V. Conclusion

In this paper, we extend a standard semi-structural model to account for nonlinear and asymmetric effects of monetary policy credibility. We offer a conceptual framework that links credibility with the deviation of inflation expectations from the announced inflation goal, with positive deviations being more costly compared to negative ones. We model the effects of credibility, arising from the inflation expectations bias, both in the Phillips curve and the UIP equations, but also directly on aggregate demand. A loss in policy credibility as a result of shocks leads to a more persistent, backward-looking inflation process and is associated with lower output. The assumption that losses in credibility lead to both build-up in inflationary pressures and falling aggregate demand highlights the tradeoffs central banks face and the importance of rebuilding public confidence to re-anchor inflation expectations.

We employ simulation scenarios to analyze model implications for specific past episodes in Indonesia and Philippines. We find that the extended model matches well the Indonesia data during the “taper tantrum” episode in 2013 and Philippines data during the inflation- acceleration episode in 2018. Importantly, simulation results provide illustrative evidence that extending the standard model with the nonlinear monetary policy credibility channel accurately reproduces economic developments and central bank policy reactions during these respective periods characterized by adverse shocks.

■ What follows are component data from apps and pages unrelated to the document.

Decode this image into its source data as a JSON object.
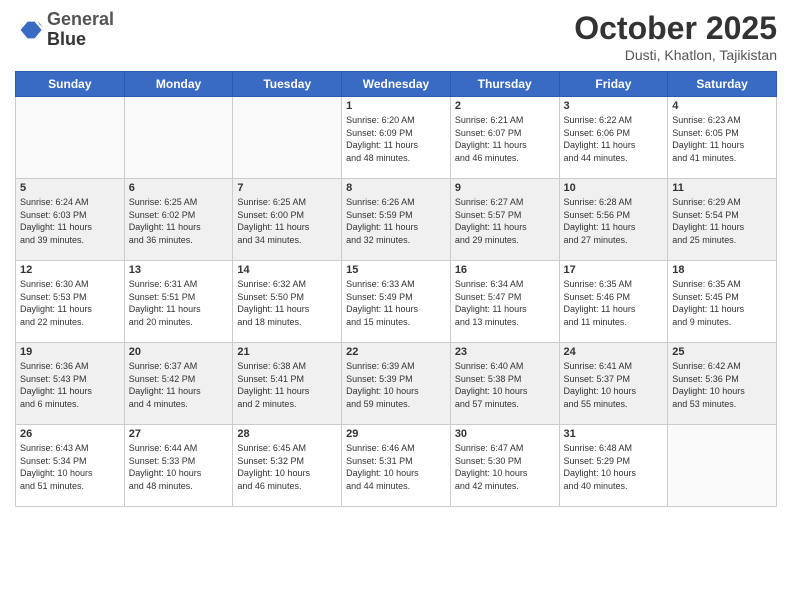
{
  "header": {
    "logo_line1": "General",
    "logo_line2": "Blue",
    "month_title": "October 2025",
    "location": "Dusti, Khatlon, Tajikistan"
  },
  "weekdays": [
    "Sunday",
    "Monday",
    "Tuesday",
    "Wednesday",
    "Thursday",
    "Friday",
    "Saturday"
  ],
  "weeks": [
    {
      "shaded": false,
      "days": [
        {
          "num": "",
          "info": ""
        },
        {
          "num": "",
          "info": ""
        },
        {
          "num": "",
          "info": ""
        },
        {
          "num": "1",
          "info": "Sunrise: 6:20 AM\nSunset: 6:09 PM\nDaylight: 11 hours\nand 48 minutes."
        },
        {
          "num": "2",
          "info": "Sunrise: 6:21 AM\nSunset: 6:07 PM\nDaylight: 11 hours\nand 46 minutes."
        },
        {
          "num": "3",
          "info": "Sunrise: 6:22 AM\nSunset: 6:06 PM\nDaylight: 11 hours\nand 44 minutes."
        },
        {
          "num": "4",
          "info": "Sunrise: 6:23 AM\nSunset: 6:05 PM\nDaylight: 11 hours\nand 41 minutes."
        }
      ]
    },
    {
      "shaded": true,
      "days": [
        {
          "num": "5",
          "info": "Sunrise: 6:24 AM\nSunset: 6:03 PM\nDaylight: 11 hours\nand 39 minutes."
        },
        {
          "num": "6",
          "info": "Sunrise: 6:25 AM\nSunset: 6:02 PM\nDaylight: 11 hours\nand 36 minutes."
        },
        {
          "num": "7",
          "info": "Sunrise: 6:25 AM\nSunset: 6:00 PM\nDaylight: 11 hours\nand 34 minutes."
        },
        {
          "num": "8",
          "info": "Sunrise: 6:26 AM\nSunset: 5:59 PM\nDaylight: 11 hours\nand 32 minutes."
        },
        {
          "num": "9",
          "info": "Sunrise: 6:27 AM\nSunset: 5:57 PM\nDaylight: 11 hours\nand 29 minutes."
        },
        {
          "num": "10",
          "info": "Sunrise: 6:28 AM\nSunset: 5:56 PM\nDaylight: 11 hours\nand 27 minutes."
        },
        {
          "num": "11",
          "info": "Sunrise: 6:29 AM\nSunset: 5:54 PM\nDaylight: 11 hours\nand 25 minutes."
        }
      ]
    },
    {
      "shaded": false,
      "days": [
        {
          "num": "12",
          "info": "Sunrise: 6:30 AM\nSunset: 5:53 PM\nDaylight: 11 hours\nand 22 minutes."
        },
        {
          "num": "13",
          "info": "Sunrise: 6:31 AM\nSunset: 5:51 PM\nDaylight: 11 hours\nand 20 minutes."
        },
        {
          "num": "14",
          "info": "Sunrise: 6:32 AM\nSunset: 5:50 PM\nDaylight: 11 hours\nand 18 minutes."
        },
        {
          "num": "15",
          "info": "Sunrise: 6:33 AM\nSunset: 5:49 PM\nDaylight: 11 hours\nand 15 minutes."
        },
        {
          "num": "16",
          "info": "Sunrise: 6:34 AM\nSunset: 5:47 PM\nDaylight: 11 hours\nand 13 minutes."
        },
        {
          "num": "17",
          "info": "Sunrise: 6:35 AM\nSunset: 5:46 PM\nDaylight: 11 hours\nand 11 minutes."
        },
        {
          "num": "18",
          "info": "Sunrise: 6:35 AM\nSunset: 5:45 PM\nDaylight: 11 hours\nand 9 minutes."
        }
      ]
    },
    {
      "shaded": true,
      "days": [
        {
          "num": "19",
          "info": "Sunrise: 6:36 AM\nSunset: 5:43 PM\nDaylight: 11 hours\nand 6 minutes."
        },
        {
          "num": "20",
          "info": "Sunrise: 6:37 AM\nSunset: 5:42 PM\nDaylight: 11 hours\nand 4 minutes."
        },
        {
          "num": "21",
          "info": "Sunrise: 6:38 AM\nSunset: 5:41 PM\nDaylight: 11 hours\nand 2 minutes."
        },
        {
          "num": "22",
          "info": "Sunrise: 6:39 AM\nSunset: 5:39 PM\nDaylight: 10 hours\nand 59 minutes."
        },
        {
          "num": "23",
          "info": "Sunrise: 6:40 AM\nSunset: 5:38 PM\nDaylight: 10 hours\nand 57 minutes."
        },
        {
          "num": "24",
          "info": "Sunrise: 6:41 AM\nSunset: 5:37 PM\nDaylight: 10 hours\nand 55 minutes."
        },
        {
          "num": "25",
          "info": "Sunrise: 6:42 AM\nSunset: 5:36 PM\nDaylight: 10 hours\nand 53 minutes."
        }
      ]
    },
    {
      "shaded": false,
      "days": [
        {
          "num": "26",
          "info": "Sunrise: 6:43 AM\nSunset: 5:34 PM\nDaylight: 10 hours\nand 51 minutes."
        },
        {
          "num": "27",
          "info": "Sunrise: 6:44 AM\nSunset: 5:33 PM\nDaylight: 10 hours\nand 48 minutes."
        },
        {
          "num": "28",
          "info": "Sunrise: 6:45 AM\nSunset: 5:32 PM\nDaylight: 10 hours\nand 46 minutes."
        },
        {
          "num": "29",
          "info": "Sunrise: 6:46 AM\nSunset: 5:31 PM\nDaylight: 10 hours\nand 44 minutes."
        },
        {
          "num": "30",
          "info": "Sunrise: 6:47 AM\nSunset: 5:30 PM\nDaylight: 10 hours\nand 42 minutes."
        },
        {
          "num": "31",
          "info": "Sunrise: 6:48 AM\nSunset: 5:29 PM\nDaylight: 10 hours\nand 40 minutes."
        },
        {
          "num": "",
          "info": ""
        }
      ]
    }
  ]
}
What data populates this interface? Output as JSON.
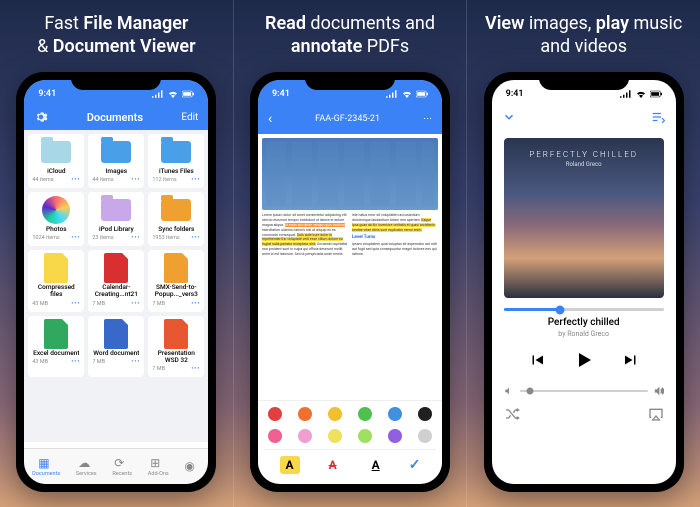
{
  "headlines": [
    {
      "pre": "Fast ",
      "b1": "File Manager",
      "mid": " & ",
      "b2": "Document Viewer"
    },
    {
      "b1": "Read",
      "mid": " documents and ",
      "b2": "annotate",
      "post": " PDFs"
    },
    {
      "pre": "",
      "b1": "View",
      "mid": " images, ",
      "b2": "play",
      "post": " music and videos"
    }
  ],
  "status_time": "9:41",
  "screen1": {
    "title": "Documents",
    "edit": "Edit",
    "tiles": [
      {
        "name": "iCloud",
        "meta": "44 items",
        "type": "folder",
        "color": "#a8d8e8",
        "icon": "cloud"
      },
      {
        "name": "Images",
        "meta": "44 items",
        "type": "folder",
        "color": "#4aa0e8",
        "icon": ""
      },
      {
        "name": "iTunes Files",
        "meta": "112 items",
        "type": "folder",
        "color": "#4aa0e8",
        "icon": ""
      },
      {
        "name": "Photos",
        "meta": "1024 items",
        "type": "icon",
        "color": "#fff",
        "icon": "photos"
      },
      {
        "name": "iPod Library",
        "meta": "23 items",
        "type": "folder",
        "color": "#c8a8e8",
        "icon": "music"
      },
      {
        "name": "Sync folders",
        "meta": "1953 items",
        "type": "folder",
        "color": "#f0a030",
        "icon": "sync"
      },
      {
        "name": "Compressed files",
        "meta": "43 MB",
        "type": "doc",
        "color": "#f8d848",
        "icon": "zip"
      },
      {
        "name": "Calendar-Creating...nt21",
        "meta": "7 MB",
        "type": "doc",
        "color": "#d83030",
        "icon": "pdf"
      },
      {
        "name": "SMX-Send-to-Popup..._vers3",
        "meta": "7 MB",
        "type": "doc",
        "color": "#f0a030",
        "icon": "pdf"
      },
      {
        "name": "Excel document",
        "meta": "43 MB",
        "type": "doc",
        "color": "#30a860",
        "icon": "xls"
      },
      {
        "name": "Word document",
        "meta": "7 MB",
        "type": "doc",
        "color": "#3868c8",
        "icon": "doc"
      },
      {
        "name": "Presentation WSD 32",
        "meta": "7 MB",
        "type": "doc",
        "color": "#e85830",
        "icon": "ppt"
      }
    ],
    "tabs": [
      {
        "label": "Documents",
        "active": true
      },
      {
        "label": "Services",
        "active": false
      },
      {
        "label": "Recents",
        "active": false
      },
      {
        "label": "Add-Ons",
        "active": false
      },
      {
        "label": "",
        "active": false
      }
    ]
  },
  "screen2": {
    "doc_title": "FAA-GF-2345-21",
    "back": "‹",
    "menu": "⋯",
    "heading1": "Level Turns",
    "colors": [
      "#e04040",
      "#f07030",
      "#f0c030",
      "#50c050",
      "#4090e0",
      "#202020",
      "#f06090",
      "#f0a0d0",
      "#f0e060",
      "#a0e060",
      "#9060e0",
      "#d0d0d0"
    ],
    "check": "✓",
    "styles": [
      {
        "bg": "#f8d848",
        "color": "#000",
        "txt": "A"
      },
      {
        "bg": "",
        "color": "#d83030",
        "txt": "A",
        "strike": true
      },
      {
        "bg": "",
        "color": "#000",
        "txt": "A",
        "underline": true
      }
    ]
  },
  "screen3": {
    "album_caption": "PERFECTLY CHILLED",
    "album_artist": "Roland Greco",
    "track": "Perfectly chilled",
    "artist": "by Ronald Greco"
  }
}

Our findings highlight the benefit of extending standard semi-structural models with nonlinear policy credibility to help better capture relevant stylized facts and dynamic macroeconomic responses to shocks. Moreover, with the emerging discussion on IPFs, where the central bank mandate is subject to multiple objectives and policy tools, and where policy communication is more challenging, the scope for incorporating monetary policy credibility in macroeconomic models becomes significantly pertinent. We consider this as an area for further research.

The Monetary Policy Credibility Channel and the Amplification Effects in a Semi-structural Model
Author: Thitipat Chansriniyom, Mr. Natan P. Epstein, and Valeriu Nalban